Body LanguageOctober 5, 2011
An hour before the five best Dutch dance crews fly to a contest in New York, the subsidized trip is cancelled…
Release Year: 2011
Rating: 3.4/10 (188 voted)
Stars: Floris Bosveld, Lorenzo van Velzen Bottazzi, Chandler Bullock
An hour before the five best Dutch dance crews fly to a contest in New York, the subsidized trip is cancelled. Five dancers from totally different crews don't want to give up their free plane ticket and go anyway. In New York they realize what they've done. They have no money, no plan and no crew. But… They came to dance so there is only one thing to do. Together they form a new crew and do everything they can to enter the contest they came for. In the mean time… they have to survive two weeks in New York without any cash.

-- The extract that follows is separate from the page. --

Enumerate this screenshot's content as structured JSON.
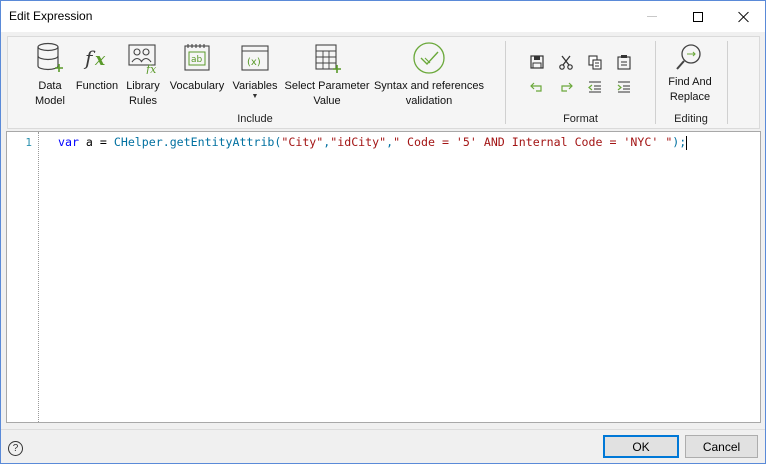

Lorenzo van Velzen Bottazzi
Rhythm Takes Control
Release Date: 5 October 2011
Filming Locations: Amsterdam, Noord-Holland, Netherlands
Box Office Details
Can The Netherlands compete with Hollywood? Yes, we can!
I was, admittedly, very sceptical when I first heard of this film. A
Dutch film basically taking on the successful Step Up-franchise is a
big challenge, especially as it will take an enormous amount of effort
to persuade the sceptics who believe that it doesn't get any better
than Step Up. What more can one do than create a film that is full of
great music (and I dislike R&B!), loads of dancing with quite an
impressive array of brilliant moves and attractive leads? Well, how
about making sure that all scenes are wonderfully lit and beautifully
shot and editing the film in such a way that you can immediately see
that these people really are great dancers, rather than trying to fool
the audience with cheap editing tricks? Even the script is better than
you would expect. It wastes no time on its strange premise and doesn't
try to keep us wondering if this group of misfits is going to succeed.
The story lines aren't particularly original, but it's quite refreshing
to see a film in which dancing is not presented as a solution to all
the problems, but as a means of expressing who you are and what you
feel. In the end it's not the victory that counts, but the pains, the
hardships, the love and friendship you meet along the way. This isn't
highbrow stuff by any means, but dance flicks really don't get any
better than this.